Wednesday, March 9, 2011
North Magnetic Spurt?
We really are confronted with two questions. The first is that it appears that the North Magnetic Pole (NMP) is now clipping along at forty miles per year. Sustained this means it is travelling at four thousand miles per century and able to swap poles in a millennia. This is much faster than indicated in the geological record. Does such movement happen in spurts?
The second question is whether we are able to discern such spurts in the geological record by careful measurement? It seems we should be able to do so with deep sea cores.
At least we now have a clear indication of how fast the process actually is, and it is certainly within the correct parameters.
Once again we get the doubtful theory about the iron core causing all this. See my posting on the topic by googling this blog under Earth’s Magnetic Field. Even without my alternative explanation, the iron core idea is rubbish.

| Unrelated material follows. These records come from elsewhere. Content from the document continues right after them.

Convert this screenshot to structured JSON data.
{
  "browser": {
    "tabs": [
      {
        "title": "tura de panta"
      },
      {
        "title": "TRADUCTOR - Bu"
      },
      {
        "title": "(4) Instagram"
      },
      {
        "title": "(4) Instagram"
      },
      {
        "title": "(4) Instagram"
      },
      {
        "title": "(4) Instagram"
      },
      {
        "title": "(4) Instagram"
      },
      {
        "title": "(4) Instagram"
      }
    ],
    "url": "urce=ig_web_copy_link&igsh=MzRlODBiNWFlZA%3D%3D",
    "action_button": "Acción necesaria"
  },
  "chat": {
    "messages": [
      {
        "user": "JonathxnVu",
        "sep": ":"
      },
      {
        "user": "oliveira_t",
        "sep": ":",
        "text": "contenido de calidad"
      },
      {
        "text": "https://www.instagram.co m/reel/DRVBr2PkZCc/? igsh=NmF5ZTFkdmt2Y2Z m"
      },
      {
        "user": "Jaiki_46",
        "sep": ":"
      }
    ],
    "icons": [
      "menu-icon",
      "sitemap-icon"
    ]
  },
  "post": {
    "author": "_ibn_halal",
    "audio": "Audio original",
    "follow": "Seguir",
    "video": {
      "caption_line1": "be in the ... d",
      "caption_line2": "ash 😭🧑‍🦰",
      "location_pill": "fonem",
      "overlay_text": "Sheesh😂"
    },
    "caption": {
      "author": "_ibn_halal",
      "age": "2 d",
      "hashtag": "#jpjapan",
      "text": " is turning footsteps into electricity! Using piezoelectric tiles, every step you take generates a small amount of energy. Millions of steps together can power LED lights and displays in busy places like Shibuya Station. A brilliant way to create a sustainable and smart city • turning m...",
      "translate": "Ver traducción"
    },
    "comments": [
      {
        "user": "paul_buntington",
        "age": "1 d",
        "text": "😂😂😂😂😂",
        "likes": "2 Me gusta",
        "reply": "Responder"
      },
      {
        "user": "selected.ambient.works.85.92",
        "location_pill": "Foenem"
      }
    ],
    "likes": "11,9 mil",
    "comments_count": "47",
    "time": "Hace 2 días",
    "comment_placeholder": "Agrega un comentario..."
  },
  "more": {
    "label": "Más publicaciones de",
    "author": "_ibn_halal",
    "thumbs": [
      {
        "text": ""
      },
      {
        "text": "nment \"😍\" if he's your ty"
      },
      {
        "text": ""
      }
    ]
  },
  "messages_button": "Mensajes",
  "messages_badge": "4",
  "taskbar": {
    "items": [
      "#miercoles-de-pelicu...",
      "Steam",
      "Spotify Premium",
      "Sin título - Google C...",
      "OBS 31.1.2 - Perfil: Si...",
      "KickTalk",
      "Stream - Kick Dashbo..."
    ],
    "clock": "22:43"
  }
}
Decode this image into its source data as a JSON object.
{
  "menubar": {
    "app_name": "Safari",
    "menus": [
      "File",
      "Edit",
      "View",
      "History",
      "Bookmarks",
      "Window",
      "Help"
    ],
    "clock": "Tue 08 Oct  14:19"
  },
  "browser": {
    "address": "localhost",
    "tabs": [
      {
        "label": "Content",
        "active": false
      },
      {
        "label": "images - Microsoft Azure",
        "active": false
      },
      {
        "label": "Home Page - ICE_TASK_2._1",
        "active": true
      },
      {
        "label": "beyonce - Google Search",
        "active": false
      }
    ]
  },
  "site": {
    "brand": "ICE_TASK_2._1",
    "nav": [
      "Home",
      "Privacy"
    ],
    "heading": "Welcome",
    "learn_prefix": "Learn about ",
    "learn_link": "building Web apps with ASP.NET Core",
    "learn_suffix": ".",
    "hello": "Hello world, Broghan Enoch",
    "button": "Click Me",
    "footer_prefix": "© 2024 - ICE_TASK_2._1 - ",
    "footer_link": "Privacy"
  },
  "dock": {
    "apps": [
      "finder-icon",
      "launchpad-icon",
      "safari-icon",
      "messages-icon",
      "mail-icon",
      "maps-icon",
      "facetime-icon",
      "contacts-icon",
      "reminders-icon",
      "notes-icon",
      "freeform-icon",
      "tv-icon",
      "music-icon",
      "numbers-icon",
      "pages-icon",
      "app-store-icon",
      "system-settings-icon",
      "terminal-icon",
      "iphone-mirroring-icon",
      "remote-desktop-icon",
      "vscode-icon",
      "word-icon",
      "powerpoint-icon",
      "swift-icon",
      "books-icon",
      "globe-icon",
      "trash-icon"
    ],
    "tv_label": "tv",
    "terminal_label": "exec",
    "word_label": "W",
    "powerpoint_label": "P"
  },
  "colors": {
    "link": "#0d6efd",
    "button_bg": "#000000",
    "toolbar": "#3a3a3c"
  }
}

Magnetic north shifting by 40 miles a year, might signal pole reversal
The magnetic pole is moving faster than at any time in human history, causing major problems for navigation and migratory wildlife.
By Bryan NelsonMon, Mar 07 2011
POLE POSITION: Magnetic north is moving so fast that it is hampering navigation. (Photo:Calsidyrose/Flickr)
The magnetic north pole is currently shifting at a faster rate than at any time in human history — almost 40 miles a year — and some experts believe that it may be the beginning of a complete pole reversal, according to the Independent.
The changes are already beginning to cause major problems for aviation, navigation and migratory animals which use the Earth's magnetic field to orient themselves. Some airports have even had to change the names of their runways to better correspond to their current direction relative to magnetic north.
Ever since the magnetic north pole was first discovered in 1831, geologists have been tracking its progress. Unlike true north (which is marked by the Earth's axis), magnetic north is constantly on the move due to changes in the planet's molten core, which contains iron. Throughout most of recorded history, the pole has been positioned at or around
icy Ellesmere Island, but if it keeps moving at its current rate, it won't be
long before it sits above
The thing that really makes the pole's current movement so unusual, however, is the speed that it is shifting. In the last decade alone, movement has increased by a third, throwing off compasses by roughly one degree every five years.
Changes that fast have already caused major headaches for the
Aviation Administration. Tampa International Airport in Florida has just spent
a month renaming all of its runways, which are named after the degree at which
they point on a compass. Similar changes were recently made to runways at U.S. Fort Lauderdale and , and across the country runways now need to be
renamed at least once every five years. Palm
The shifting pole may also become a grave concern for migratory wildlife, such asbirds, turtles and other sea creatures which use Earth's magnetic field to navigate over great distances. It's unclear how capable these animals are of recalibrating their navigational instincts to compensate for the changes.
The rapid shifting of the pole's position has even prompted some experts to speculate that the Earth's entire magnetic field may be preparing to "flip," whereby all compasses completely invert and point south instead of north. It may sound radical, but in geological time, pole reversals are actually quite common. Though they typically occur once every 400,000 years or so, it's been 780,000 years since the last flip.
Scientists disagree about how a pole reversal would effect ecosystems around the world, but some alarmists warn of a planet-altering catastrophe, whereby earthquakes and monumental tsunamis threaten the Earth for decades. Though such radical doomsday prophecies cannot be completely ruled out, the vast majority of scientists are tempered by calmer predictions.
"Reversals typically take about 10,000 years to happen," said Jeffrey Love of the
Geological Survey. "And 10,000 years ago civilisation did not exist. These
processes are slow, and therefore we don't have anything to worry about." U.S.